Between the Lines
Books that “Shelldazzle”
By some accounts, Sanibel Island is the seashell capital of the world, so it’s not surprising that seashellthemed books are commonly found on local shelves. Two such books hit the island in the past few months:
A Shell of a Problem and Shellanguage. Jennifer L. Schiff, who divides her time between Sanibel and New England, has written the first in what she is calling the Sanibel Island Mystery series. She says it is the type of book she enjoys reading—a cozy mystery. A Shell of a Problem is also the first piece of fiction from this tech and financial writer.

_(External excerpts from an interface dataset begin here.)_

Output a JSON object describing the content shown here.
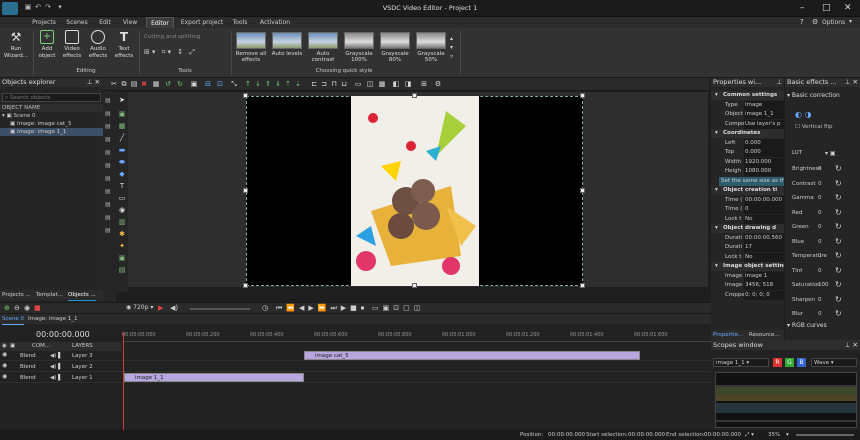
{
  "window": {
    "title": "VSDC Video Editor - Project 1"
  },
  "menu": {
    "tabs": [
      "Projects",
      "Scenes",
      "Edit",
      "View",
      "Editor",
      "Export project",
      "Tools",
      "Activation"
    ],
    "active": "Editor",
    "right": [
      "Options"
    ]
  },
  "ribbon": {
    "run_wizard": "Run Wizard...",
    "add_object": "Add object",
    "video_effects": "Video effects",
    "audio_effects": "Audio effects",
    "text_effects": "Text effects",
    "editing_label": "Editing",
    "cutting": "Cutting and splitting",
    "tools_label": "Tools",
    "effects": [
      "Remove all effects",
      "Auto levels",
      "Auto contrast",
      "Grayscale 100%",
      "Grayscale 80%",
      "Grayscale 50%"
    ],
    "quick_style_label": "Choosing quick style"
  },
  "objects_explorer": {
    "title": "Objects explorer",
    "search_placeholder": "Search objects",
    "column": "OBJECT NAME",
    "items": [
      "Scene 0",
      "Image: image cat_5",
      "Image: image 1_1"
    ],
    "bottom_tabs": [
      "Projects ...",
      "Templat...",
      "Objects ..."
    ]
  },
  "properties": {
    "title": "Properties wi...",
    "rows": [
      {
        "k": "Common settings",
        "v": "",
        "section": true
      },
      {
        "k": "Type",
        "v": "Image"
      },
      {
        "k": "Object n",
        "v": "image 1_1"
      },
      {
        "k": "Compos",
        "v": "Use layer's p"
      },
      {
        "k": "Coordinates",
        "v": "",
        "section": true
      },
      {
        "k": "Left",
        "v": "0.000"
      },
      {
        "k": "Top",
        "v": "0.000"
      },
      {
        "k": "Width",
        "v": "1920.000"
      },
      {
        "k": "Heigh",
        "v": "1080.000"
      },
      {
        "k": "Set the same size as th...",
        "v": "",
        "note": true
      },
      {
        "k": "Object creation ti",
        "v": "",
        "section": true
      },
      {
        "k": "Time (",
        "v": "00:00:00.000"
      },
      {
        "k": "Time (",
        "v": "0"
      },
      {
        "k": "Lock t",
        "v": "No"
      },
      {
        "k": "Object drawing d",
        "v": "",
        "section": true
      },
      {
        "k": "Durati",
        "v": "00:00:00.560"
      },
      {
        "k": "Durati",
        "v": "17"
      },
      {
        "k": "Lock t",
        "v": "No"
      },
      {
        "k": "Image object setting",
        "v": "",
        "section": true
      },
      {
        "k": "Image",
        "v": "image 1"
      },
      {
        "k": "Image si",
        "v": "3456; 518"
      },
      {
        "k": "Cropped",
        "v": "0; 0; 0; 0"
      }
    ],
    "bottom_tabs": [
      "Propertie...",
      "Resource..."
    ]
  },
  "basic_effects": {
    "title": "Basic effects ...",
    "section": "Basic correction",
    "vertical_flip": "Vertical flip",
    "lut": "LUT",
    "params": [
      {
        "n": "Brightness",
        "v": "0"
      },
      {
        "n": "Contrast",
        "v": "0"
      },
      {
        "n": "Gamma",
        "v": "0"
      },
      {
        "n": "Red",
        "v": "0"
      },
      {
        "n": "Green",
        "v": "0"
      },
      {
        "n": "Blue",
        "v": "0"
      },
      {
        "n": "Temperature",
        "v": "0"
      },
      {
        "n": "Tint",
        "v": "0"
      },
      {
        "n": "Saturation",
        "v": "100"
      },
      {
        "n": "Sharpen",
        "v": "0"
      },
      {
        "n": "Blur",
        "v": "0"
      }
    ],
    "rgb_curves": "RGB curves"
  },
  "playbar": {
    "quality": "720p"
  },
  "timeline": {
    "scene_tab": "Scene 0",
    "object_tab": "Image: image 1_1",
    "time": "00:00:00.000",
    "com_label": "COM...",
    "layers_label": "LAYERS",
    "ruler": [
      "00:00:00.000",
      "00:00:00.200",
      "00:00:00.400",
      "00:00:00.600",
      "00:00:00.800",
      "00:00:01.000",
      "00:00:01.200",
      "00:00:01.400",
      "00:00:01.600"
    ],
    "tracks": [
      {
        "blend": "Blend",
        "name": "Layer 3",
        "clip": "image cat_5"
      },
      {
        "blend": "Blend",
        "name": "Layer 2",
        "clip": ""
      },
      {
        "blend": "Blend",
        "name": "Layer 1",
        "clip": "image 1_1"
      }
    ]
  },
  "scopes": {
    "title": "Scopes window",
    "source": "image 1_1",
    "channels": [
      "R",
      "G",
      "B"
    ],
    "mode": "Wave"
  },
  "status": {
    "position_label": "Position:",
    "position": "00:00:00.000",
    "start_label": "Start selection:",
    "start": "00:00:00.000",
    "end_label": "End selection:",
    "end": "00:00:00.000",
    "zoom": "35%"
  },
  "colors": {
    "accent": "#1e90d6",
    "clip": "#b7a6e0",
    "playhead": "#d43c3c",
    "selection": "#3d4f66"
  }
}
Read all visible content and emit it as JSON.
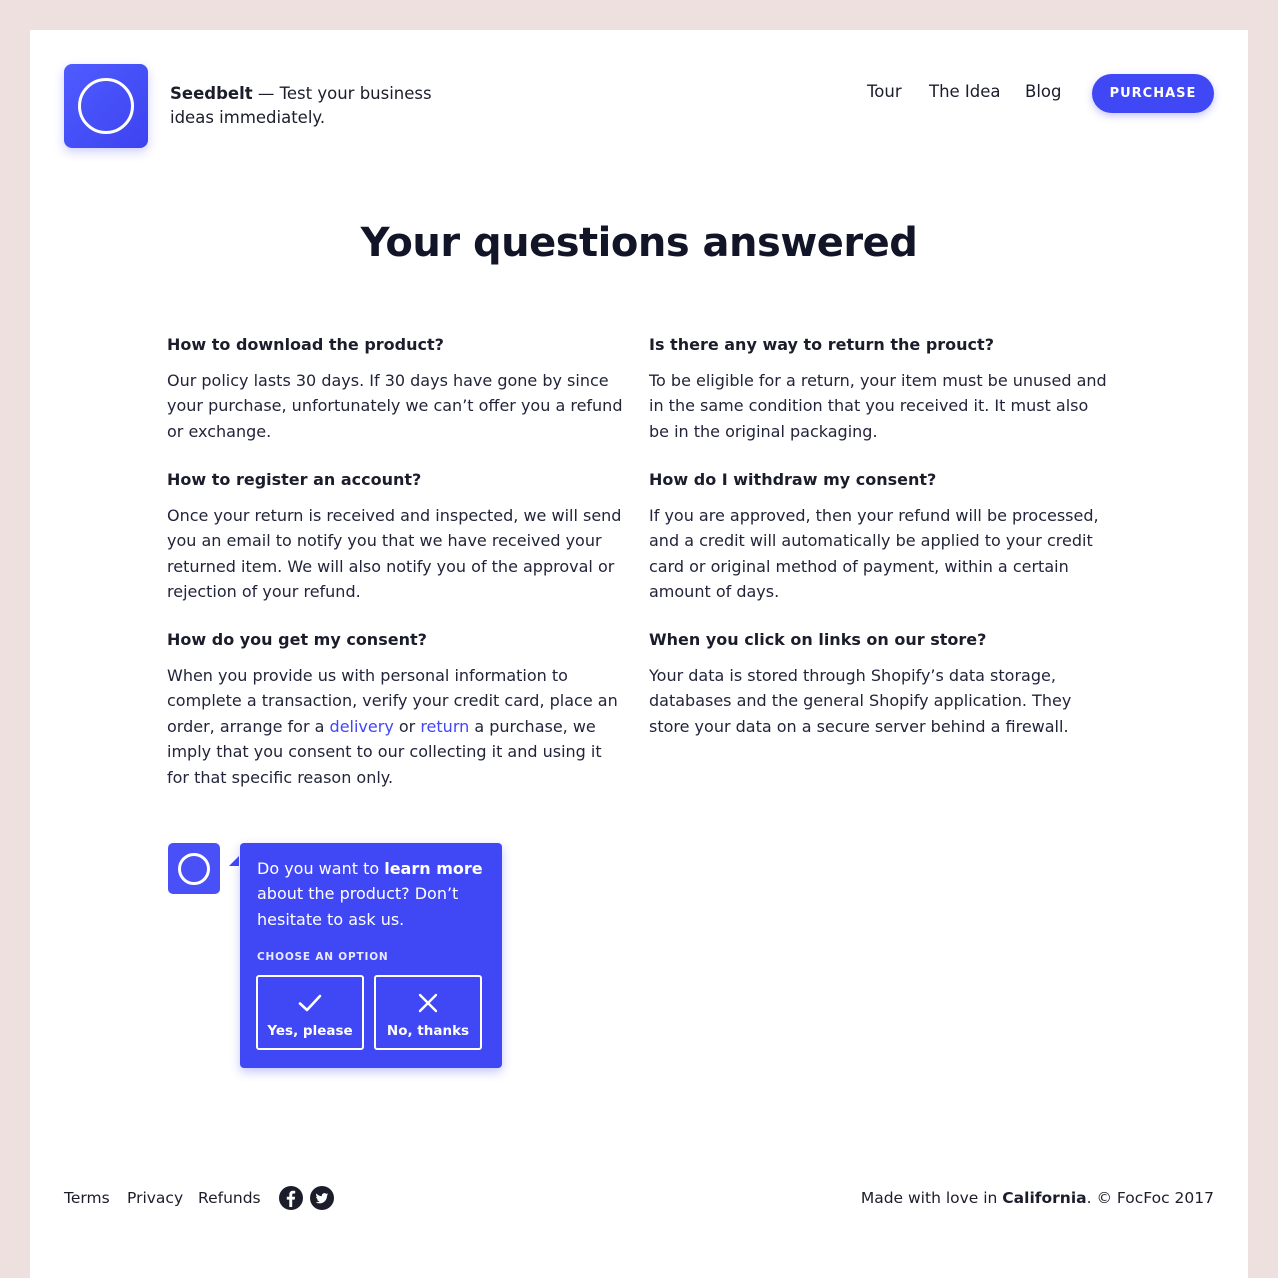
{
  "header": {
    "brand": "Seedbelt",
    "tagline": " — Test your business ideas immediately.",
    "nav": [
      {
        "label": "Tour"
      },
      {
        "label": "The Idea"
      },
      {
        "label": "Blog"
      }
    ],
    "purchase_label": "PURCHASE"
  },
  "main": {
    "title": "Your questions answered",
    "faq": [
      {
        "question": "How to download the product?",
        "answer": "Our policy lasts 30 days. If 30 days have gone by since your purchase, unfortunately we can’t offer you a refund or exchange."
      },
      {
        "question": "Is there any way to return the prouct?",
        "answer": "To be eligible for a return, your item must be unused and in the same condition that you received it. It must also be in the original packaging."
      },
      {
        "question": "How to register an account?",
        "answer": "Once your return is received and inspected, we will send you an email to notify you that we have received your returned item. We will also notify you of the approval or rejection of your refund."
      },
      {
        "question": "How do I withdraw my consent?",
        "answer": "If you are approved, then your refund will be processed, and a credit will automatically be applied to your credit card or original method of payment, within a certain amount of days."
      },
      {
        "question": "How do you get my consent?",
        "answer_part1": "When you provide us with personal information to complete a transaction, verify your credit card, place an order, arrange for a ",
        "link_delivery": "delivery",
        "answer_part2": " or ",
        "link_return": "return",
        "answer_part3": " a purchase, we imply that you consent to our collecting it and using it for that specific reason only."
      },
      {
        "question": "When you click on links on our store?",
        "answer": "Your data is stored through Shopify’s data storage, databases and the general Shopify application. They store your data on a secure server behind a firewall."
      }
    ]
  },
  "chat": {
    "text_part1": "Do you want to ",
    "text_bold": "learn more",
    "text_part2": " about the product? Don’t hesitate to ask us.",
    "choose_label": "CHOOSE AN OPTION",
    "yes_label": "Yes, please",
    "no_label": "No, thanks"
  },
  "footer": {
    "links": [
      {
        "label": "Terms"
      },
      {
        "label": "Privacy"
      },
      {
        "label": "Refunds"
      }
    ],
    "social_icons": [
      "facebook-icon",
      "twitter-icon"
    ],
    "made_part1": "Made with love in ",
    "made_bold": "California",
    "made_part2": ". © FocFoc 2017"
  },
  "colors": {
    "accent": "#4047f5",
    "background": "#efe0e0",
    "text": "#1b1d2b"
  }
}
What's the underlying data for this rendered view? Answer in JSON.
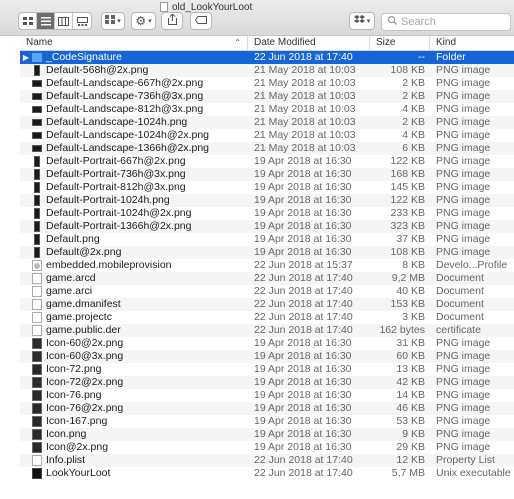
{
  "window": {
    "title": "old_LookYourLoot"
  },
  "search": {
    "placeholder": "Search"
  },
  "toolbar": {
    "view_icons": [
      "icon-view-icon",
      "list-view-icon",
      "column-view-icon",
      "gallery-view-icon"
    ],
    "arrange_icon": "arrange-grid-icon",
    "action_icon": "gear-icon",
    "share_icon": "share-icon",
    "tag_icon": "tag-icon",
    "dropbox_icon": "dropbox-icon"
  },
  "columns": {
    "name": "Name",
    "date": "Date Modified",
    "size": "Size",
    "kind": "Kind"
  },
  "colors": {
    "selection": "#1665d8",
    "folder": "#59a6f0",
    "alt_row": "#f4f5f5"
  },
  "files": [
    {
      "name": "_CodeSignature",
      "date": "22 Jun 2018 at 17:40",
      "size": "--",
      "kind": "Folder",
      "icon": "folder",
      "selected": true
    },
    {
      "name": "Default-568h@2x.png",
      "date": "21 May 2018 at 10:03",
      "size": "108 KB",
      "kind": "PNG image",
      "icon": "img-portrait"
    },
    {
      "name": "Default-Landscape-667h@2x.png",
      "date": "21 May 2018 at 10:03",
      "size": "2 KB",
      "kind": "PNG image",
      "icon": "img-land"
    },
    {
      "name": "Default-Landscape-736h@3x.png",
      "date": "21 May 2018 at 10:03",
      "size": "2 KB",
      "kind": "PNG image",
      "icon": "img-land"
    },
    {
      "name": "Default-Landscape-812h@3x.png",
      "date": "21 May 2018 at 10:03",
      "size": "4 KB",
      "kind": "PNG image",
      "icon": "img-land"
    },
    {
      "name": "Default-Landscape-1024h.png",
      "date": "21 May 2018 at 10:03",
      "size": "2 KB",
      "kind": "PNG image",
      "icon": "img-land"
    },
    {
      "name": "Default-Landscape-1024h@2x.png",
      "date": "21 May 2018 at 10:03",
      "size": "4 KB",
      "kind": "PNG image",
      "icon": "img-land"
    },
    {
      "name": "Default-Landscape-1366h@2x.png",
      "date": "21 May 2018 at 10:03",
      "size": "6 KB",
      "kind": "PNG image",
      "icon": "img-land"
    },
    {
      "name": "Default-Portrait-667h@2x.png",
      "date": "19 Apr 2018 at 16:30",
      "size": "122 KB",
      "kind": "PNG image",
      "icon": "img-portrait"
    },
    {
      "name": "Default-Portrait-736h@3x.png",
      "date": "19 Apr 2018 at 16:30",
      "size": "168 KB",
      "kind": "PNG image",
      "icon": "img-portrait"
    },
    {
      "name": "Default-Portrait-812h@3x.png",
      "date": "19 Apr 2018 at 16:30",
      "size": "145 KB",
      "kind": "PNG image",
      "icon": "img-portrait"
    },
    {
      "name": "Default-Portrait-1024h.png",
      "date": "19 Apr 2018 at 16:30",
      "size": "122 KB",
      "kind": "PNG image",
      "icon": "img-portrait"
    },
    {
      "name": "Default-Portrait-1024h@2x.png",
      "date": "19 Apr 2018 at 16:30",
      "size": "233 KB",
      "kind": "PNG image",
      "icon": "img-portrait"
    },
    {
      "name": "Default-Portrait-1366h@2x.png",
      "date": "19 Apr 2018 at 16:30",
      "size": "323 KB",
      "kind": "PNG image",
      "icon": "img-portrait"
    },
    {
      "name": "Default.png",
      "date": "19 Apr 2018 at 16:30",
      "size": "37 KB",
      "kind": "PNG image",
      "icon": "img-portrait"
    },
    {
      "name": "Default@2x.png",
      "date": "19 Apr 2018 at 16:30",
      "size": "108 KB",
      "kind": "PNG image",
      "icon": "img-portrait"
    },
    {
      "name": "embedded.mobileprovision",
      "date": "22 Jun 2018 at 15:37",
      "size": "8 KB",
      "kind": "Develo...Profile",
      "icon": "prov"
    },
    {
      "name": "game.arcd",
      "date": "22 Jun 2018 at 17:40",
      "size": "9,2 MB",
      "kind": "Document",
      "icon": "doc"
    },
    {
      "name": "game.arci",
      "date": "22 Jun 2018 at 17:40",
      "size": "40 KB",
      "kind": "Document",
      "icon": "doc"
    },
    {
      "name": "game.dmanifest",
      "date": "22 Jun 2018 at 17:40",
      "size": "153 KB",
      "kind": "Document",
      "icon": "doc"
    },
    {
      "name": "game.projectc",
      "date": "22 Jun 2018 at 17:40",
      "size": "3 KB",
      "kind": "Document",
      "icon": "doc"
    },
    {
      "name": "game.public.der",
      "date": "22 Jun 2018 at 17:40",
      "size": "162 bytes",
      "kind": "certificate",
      "icon": "doc"
    },
    {
      "name": "Icon-60@2x.png",
      "date": "19 Apr 2018 at 16:30",
      "size": "31 KB",
      "kind": "PNG image",
      "icon": "img-square"
    },
    {
      "name": "Icon-60@3x.png",
      "date": "19 Apr 2018 at 16:30",
      "size": "60 KB",
      "kind": "PNG image",
      "icon": "img-square"
    },
    {
      "name": "Icon-72.png",
      "date": "19 Apr 2018 at 16:30",
      "size": "13 KB",
      "kind": "PNG image",
      "icon": "img-square"
    },
    {
      "name": "Icon-72@2x.png",
      "date": "19 Apr 2018 at 16:30",
      "size": "42 KB",
      "kind": "PNG image",
      "icon": "img-square"
    },
    {
      "name": "Icon-76.png",
      "date": "19 Apr 2018 at 16:30",
      "size": "14 KB",
      "kind": "PNG image",
      "icon": "img-square"
    },
    {
      "name": "Icon-76@2x.png",
      "date": "19 Apr 2018 at 16:30",
      "size": "46 KB",
      "kind": "PNG image",
      "icon": "img-square"
    },
    {
      "name": "Icon-167.png",
      "date": "19 Apr 2018 at 16:30",
      "size": "53 KB",
      "kind": "PNG image",
      "icon": "img-square"
    },
    {
      "name": "Icon.png",
      "date": "19 Apr 2018 at 16:30",
      "size": "9 KB",
      "kind": "PNG image",
      "icon": "img-square"
    },
    {
      "name": "Icon@2x.png",
      "date": "19 Apr 2018 at 16:30",
      "size": "29 KB",
      "kind": "PNG image",
      "icon": "img-square"
    },
    {
      "name": "Info.plist",
      "date": "22 Jun 2018 at 17:40",
      "size": "12 KB",
      "kind": "Property List",
      "icon": "doc"
    },
    {
      "name": "LookYourLoot",
      "date": "22 Jun 2018 at 17:40",
      "size": "5,7 MB",
      "kind": "Unix executable",
      "icon": "exec"
    }
  ]
}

Schiff has created a simple plot, with a decidedly island flair. When the star attraction—the so-called Golden Junonia—goes missing from the annual Sanibel Shell Show, local newspaper reporter Guinivere Jones is determined to find out what happened to it. The story gets more complicated when a chief suspect ends up dead. And then there’s just enough ro- mance involved to keep things interesting for Guin. A Shell of a Problem is quick and entertaining to read, made more fun because the author uses real places on Sanibel to tell the story, and the characters, while fictional, bear some small resemblance to various island personalities. On the other end of the spectrum is Shellanguage, written by local shelling enthusiast Pam Rambo. Rambo has devised her own humorous shelling “vocabshellary” and documented it in this slim volume, with beautiful photos and light-hearted drawings to illustrate each entry. From “abshellutely” to “Shellzam!”, Rambo defines more than 40 crazy shell words that all “cutie shellooties” will find “shellarious.” Both of these books aim to please the shell fanatics among us. Each should provide an amusing afternoon of beach reading … between shelling excursions. “Hasta shellvista.”